Hall said she would not concede Tuesday night.
“All my entire life, as a woman in the military, and I started off at the very bottom of the rung as an airman, I was challenged every step of the way,” she said in video shared by Rhode Island station WPRI 12. “And I didn’t quit and I won’t quit now.”
Democrats have long had a grip on the Massachusetts delegation, and Tuesday’s numbers indicated the party will maintain its hold as the intense race between President Trump and former Vice President Joe Biden drove a high level of turnout here and throughout the country.
The last Republicans the Bay State sent to the U.S. House were Reps. Peter Blute and Peter Torkildsen, who were both elected in 1992 and served until losing to Democrats — McGovern and former Rep. John Tierney, respectively — four years later. Ambassador to New Zealand Scott Brown was the state‘s last Republican senator, serving from 2010 until 2013.
The dean of the Massachusetts Congressional delegation, Ways and Means Committee Chairman Rep. Richard Neal, and one of its newest members, Rep. Lori Trahan, ran unopposed this year.
Rep. Ayanna Pressley, who like Trahan was first elected in 2018, thanked supporters for electing her to a second term and asked them to “just take good care of yourself” as election results rolled in and movement supporters prepared for challenges ahead. She ran against independent candidate Roy Owens and a write-in challenger, Randolph Republican Rayla Campbell.
Pressley recalled meeting a couple Tuesday morning at the Shelburne Community Center who had voted together over five decades and seen “heartbreak and progress,” an 18-year-old voter who told her he was “ready to make his voice heard,” and a woman in Roxbury in her early 70s who had lost a leg to diabetes.
“I told my daughter to bring me because I would not be able to sleep until I voted,” Pressley said the woman told her.
Describing unprecedented voter turnout in her 7th Congressional District and across the country, Pressley in a 9 p.m. webinar address said, “I thank you for your radical acts of love.
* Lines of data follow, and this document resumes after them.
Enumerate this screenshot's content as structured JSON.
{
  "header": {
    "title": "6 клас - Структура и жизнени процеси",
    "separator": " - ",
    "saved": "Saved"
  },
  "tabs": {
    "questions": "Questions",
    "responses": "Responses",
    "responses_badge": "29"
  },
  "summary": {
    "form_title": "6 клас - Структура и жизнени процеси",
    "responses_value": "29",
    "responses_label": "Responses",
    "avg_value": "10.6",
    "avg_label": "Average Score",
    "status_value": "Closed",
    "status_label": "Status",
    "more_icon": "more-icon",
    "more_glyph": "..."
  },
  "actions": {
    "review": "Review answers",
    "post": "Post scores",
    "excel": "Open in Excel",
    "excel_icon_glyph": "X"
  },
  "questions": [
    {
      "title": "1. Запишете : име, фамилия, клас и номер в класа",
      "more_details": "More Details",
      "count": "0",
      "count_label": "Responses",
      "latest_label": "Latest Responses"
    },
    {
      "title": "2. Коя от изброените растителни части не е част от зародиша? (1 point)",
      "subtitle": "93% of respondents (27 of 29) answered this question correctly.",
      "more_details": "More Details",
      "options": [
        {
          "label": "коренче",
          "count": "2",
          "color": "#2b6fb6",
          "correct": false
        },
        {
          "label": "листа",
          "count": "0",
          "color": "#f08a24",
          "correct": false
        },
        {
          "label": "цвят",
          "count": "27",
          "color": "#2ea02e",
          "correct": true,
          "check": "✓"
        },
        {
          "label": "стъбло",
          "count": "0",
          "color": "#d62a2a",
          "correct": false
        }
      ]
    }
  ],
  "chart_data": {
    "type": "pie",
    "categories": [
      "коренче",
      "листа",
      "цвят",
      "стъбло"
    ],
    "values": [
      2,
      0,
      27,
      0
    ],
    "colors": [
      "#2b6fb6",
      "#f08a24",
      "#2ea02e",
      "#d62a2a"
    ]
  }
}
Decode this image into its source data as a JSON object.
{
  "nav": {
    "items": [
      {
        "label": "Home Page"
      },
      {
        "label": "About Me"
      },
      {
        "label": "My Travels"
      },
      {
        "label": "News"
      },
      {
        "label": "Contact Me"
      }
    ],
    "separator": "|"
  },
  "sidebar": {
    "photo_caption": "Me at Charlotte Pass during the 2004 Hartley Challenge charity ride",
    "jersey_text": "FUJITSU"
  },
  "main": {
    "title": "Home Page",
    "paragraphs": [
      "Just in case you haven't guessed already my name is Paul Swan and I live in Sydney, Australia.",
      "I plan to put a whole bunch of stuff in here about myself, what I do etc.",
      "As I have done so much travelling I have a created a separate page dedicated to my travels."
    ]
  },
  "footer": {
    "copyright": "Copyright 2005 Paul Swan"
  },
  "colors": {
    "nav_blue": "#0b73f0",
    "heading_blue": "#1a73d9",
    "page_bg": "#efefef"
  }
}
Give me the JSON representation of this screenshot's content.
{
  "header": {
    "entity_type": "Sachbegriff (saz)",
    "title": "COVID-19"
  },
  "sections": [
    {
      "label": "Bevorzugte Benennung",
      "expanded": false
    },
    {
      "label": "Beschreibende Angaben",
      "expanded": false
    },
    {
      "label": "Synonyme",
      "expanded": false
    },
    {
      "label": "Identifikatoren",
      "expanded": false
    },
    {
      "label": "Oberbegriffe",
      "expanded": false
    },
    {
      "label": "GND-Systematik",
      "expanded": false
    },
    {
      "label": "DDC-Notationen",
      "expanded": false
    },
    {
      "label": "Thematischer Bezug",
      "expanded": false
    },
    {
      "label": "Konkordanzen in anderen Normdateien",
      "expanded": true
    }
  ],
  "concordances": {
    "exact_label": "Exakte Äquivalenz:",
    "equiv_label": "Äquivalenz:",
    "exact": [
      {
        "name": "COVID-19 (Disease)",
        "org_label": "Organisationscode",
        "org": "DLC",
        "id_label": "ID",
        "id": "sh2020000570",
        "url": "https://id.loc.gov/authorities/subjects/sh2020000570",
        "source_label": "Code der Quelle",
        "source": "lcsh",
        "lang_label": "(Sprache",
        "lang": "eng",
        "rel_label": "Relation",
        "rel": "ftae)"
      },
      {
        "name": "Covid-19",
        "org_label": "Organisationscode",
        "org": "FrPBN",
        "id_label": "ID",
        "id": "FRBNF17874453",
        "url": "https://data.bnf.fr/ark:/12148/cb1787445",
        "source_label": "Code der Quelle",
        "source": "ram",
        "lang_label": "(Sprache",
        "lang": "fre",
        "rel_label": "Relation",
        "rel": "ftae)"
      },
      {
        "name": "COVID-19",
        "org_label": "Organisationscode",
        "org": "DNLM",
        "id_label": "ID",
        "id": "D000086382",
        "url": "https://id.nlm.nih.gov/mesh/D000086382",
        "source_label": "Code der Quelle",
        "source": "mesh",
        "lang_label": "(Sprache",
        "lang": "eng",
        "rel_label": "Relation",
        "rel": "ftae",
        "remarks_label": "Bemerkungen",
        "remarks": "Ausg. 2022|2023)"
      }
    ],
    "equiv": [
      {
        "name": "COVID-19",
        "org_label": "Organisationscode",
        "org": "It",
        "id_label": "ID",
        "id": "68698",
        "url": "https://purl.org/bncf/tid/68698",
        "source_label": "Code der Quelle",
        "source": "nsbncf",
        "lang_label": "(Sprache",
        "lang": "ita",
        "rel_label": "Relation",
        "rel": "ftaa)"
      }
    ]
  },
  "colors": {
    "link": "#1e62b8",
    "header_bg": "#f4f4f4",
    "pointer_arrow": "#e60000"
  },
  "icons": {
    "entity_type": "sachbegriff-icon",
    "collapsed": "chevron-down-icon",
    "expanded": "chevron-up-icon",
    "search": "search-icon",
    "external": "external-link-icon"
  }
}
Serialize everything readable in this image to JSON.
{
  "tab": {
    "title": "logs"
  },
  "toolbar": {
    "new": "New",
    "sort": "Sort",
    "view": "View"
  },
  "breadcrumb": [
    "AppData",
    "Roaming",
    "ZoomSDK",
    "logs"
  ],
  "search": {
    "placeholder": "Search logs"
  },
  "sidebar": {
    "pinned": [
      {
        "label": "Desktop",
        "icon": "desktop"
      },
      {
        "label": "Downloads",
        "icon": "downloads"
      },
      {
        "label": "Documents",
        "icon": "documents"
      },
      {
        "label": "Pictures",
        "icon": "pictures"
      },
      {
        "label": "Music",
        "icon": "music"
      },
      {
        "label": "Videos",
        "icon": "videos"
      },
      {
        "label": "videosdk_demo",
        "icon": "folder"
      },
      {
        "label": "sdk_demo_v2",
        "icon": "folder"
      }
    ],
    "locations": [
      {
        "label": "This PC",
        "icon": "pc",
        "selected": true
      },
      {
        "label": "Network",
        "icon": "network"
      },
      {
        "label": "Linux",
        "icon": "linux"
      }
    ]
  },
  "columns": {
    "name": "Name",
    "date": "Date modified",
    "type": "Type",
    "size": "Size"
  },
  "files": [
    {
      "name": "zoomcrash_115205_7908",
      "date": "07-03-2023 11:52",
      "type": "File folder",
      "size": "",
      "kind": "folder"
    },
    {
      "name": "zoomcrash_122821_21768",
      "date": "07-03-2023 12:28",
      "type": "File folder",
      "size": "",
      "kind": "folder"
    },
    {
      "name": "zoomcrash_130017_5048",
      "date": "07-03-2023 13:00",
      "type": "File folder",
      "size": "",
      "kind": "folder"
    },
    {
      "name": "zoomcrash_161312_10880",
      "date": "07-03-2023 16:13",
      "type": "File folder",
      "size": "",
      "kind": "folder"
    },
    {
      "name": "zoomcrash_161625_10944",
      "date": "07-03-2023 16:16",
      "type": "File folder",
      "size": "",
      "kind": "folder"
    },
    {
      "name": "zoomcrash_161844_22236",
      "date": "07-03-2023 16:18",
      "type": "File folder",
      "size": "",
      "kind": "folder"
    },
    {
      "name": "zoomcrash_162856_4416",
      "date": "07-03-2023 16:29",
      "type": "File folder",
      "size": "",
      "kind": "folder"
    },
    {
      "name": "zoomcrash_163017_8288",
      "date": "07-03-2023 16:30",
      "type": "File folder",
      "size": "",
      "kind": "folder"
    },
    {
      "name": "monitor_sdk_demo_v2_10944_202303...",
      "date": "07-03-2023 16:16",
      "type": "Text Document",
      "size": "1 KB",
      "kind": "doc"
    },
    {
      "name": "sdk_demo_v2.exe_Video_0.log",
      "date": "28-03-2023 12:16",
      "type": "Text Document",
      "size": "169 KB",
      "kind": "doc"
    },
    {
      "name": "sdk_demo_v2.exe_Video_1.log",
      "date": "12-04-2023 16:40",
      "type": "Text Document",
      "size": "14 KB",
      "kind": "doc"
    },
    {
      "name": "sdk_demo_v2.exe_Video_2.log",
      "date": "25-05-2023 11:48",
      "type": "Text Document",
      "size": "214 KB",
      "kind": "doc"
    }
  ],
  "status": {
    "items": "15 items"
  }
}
Together we have fought for the humanity and dignity of our neighbors.”
Rep. Katherine Clark, in a 10:45 p.m. statement, thanked voters for re-electing her in her race against Stoneham Republican Caroline Colarusso.
Clark, the vice chair of the House Democratic caucus, announced in September that she planned to run for assistant speaker if Democrats keep their majority in the new term.
“There is much work to be done,” she said. “The COVID-19 pandemic has shaken our community and our economy to their core. Americans are sick and suffering, and have waited too long for relief and real, science-based solutions to this crippling public health crisis. Delivering a national strategy to contain the virus and stabilize our families and our businesses remain my number one priority.”
(Copyright (c) 2021 State House News Service.